WARNING: Version 1.1 of Packetbeat has passed its EOL date.
This documentation is no longer being maintained and may be removed. If you are running this version, we strongly advise you to upgrade. For the latest information, see the current release documentation.
To secure the communication between Packetbeat and Elasticsearch, you can use HTTPS and basic authentication. Here is a sample configuration:
The username to use for authenticating to Elasticsearch.
The password to use for authenticating to Elasticsearch.
This setting enables the HTTPS protocol.
The IP and port of the Elasticsearch nodes.
Elasticsearch doesn’t have built-in basic authentication, but you can achieve it either by using a web proxy or by using the Shield commercial plugin.
Packetbeat verifies the validity of the server certificates and only accepts trusted certificates. Creating a correct SSL/TLS infrastructure is outside the scope of this document, but a good guide to follow is the Setting Up a Certificate Authority appendix from the Shield guide.
By default Packetbeat uses the list of trusted certificate authorities from the operating system where Packetbeat is running. You can configure a Beat to use a specific list of CA certificates instead of the list from the OS. Here is an example:

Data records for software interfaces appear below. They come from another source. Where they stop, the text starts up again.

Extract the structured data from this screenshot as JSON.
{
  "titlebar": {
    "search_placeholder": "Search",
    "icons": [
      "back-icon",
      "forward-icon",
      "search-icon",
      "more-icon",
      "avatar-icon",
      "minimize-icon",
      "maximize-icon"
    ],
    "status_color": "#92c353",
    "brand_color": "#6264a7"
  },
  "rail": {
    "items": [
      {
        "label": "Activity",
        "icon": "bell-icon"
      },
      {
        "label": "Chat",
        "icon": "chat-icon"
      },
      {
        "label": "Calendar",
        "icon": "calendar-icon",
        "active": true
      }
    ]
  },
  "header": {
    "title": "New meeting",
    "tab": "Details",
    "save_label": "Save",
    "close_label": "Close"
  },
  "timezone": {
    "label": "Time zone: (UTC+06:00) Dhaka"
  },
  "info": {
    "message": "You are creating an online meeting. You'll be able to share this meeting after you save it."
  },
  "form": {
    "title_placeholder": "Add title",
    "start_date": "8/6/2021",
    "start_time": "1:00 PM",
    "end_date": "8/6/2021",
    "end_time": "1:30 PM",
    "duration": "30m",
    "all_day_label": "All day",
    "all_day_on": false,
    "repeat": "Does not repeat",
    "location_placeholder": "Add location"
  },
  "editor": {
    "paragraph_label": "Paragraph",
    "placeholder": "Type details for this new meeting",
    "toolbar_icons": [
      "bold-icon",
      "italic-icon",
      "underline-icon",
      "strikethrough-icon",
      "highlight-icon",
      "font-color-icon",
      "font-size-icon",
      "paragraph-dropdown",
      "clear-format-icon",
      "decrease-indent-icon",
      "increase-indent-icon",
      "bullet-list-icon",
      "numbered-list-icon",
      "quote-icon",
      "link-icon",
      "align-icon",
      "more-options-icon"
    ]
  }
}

For any given connection, the SSL/TLS certificates must have a subject
that matches the value specified for
hosts, or the TLS handshake fails.
For example, if you specify
hosts: ["foobar:9200"], the certificate MUST
foobar in the subject (
CN=foobar) or as a subject alternative name
(SAN). Make sure the hostname resolves to the correct IP address. If no DNS is available, then
you can associate the IP address with your hostname in
(on Unix) or
C:\Windows\System32\drivers\etc\hosts (on Windows).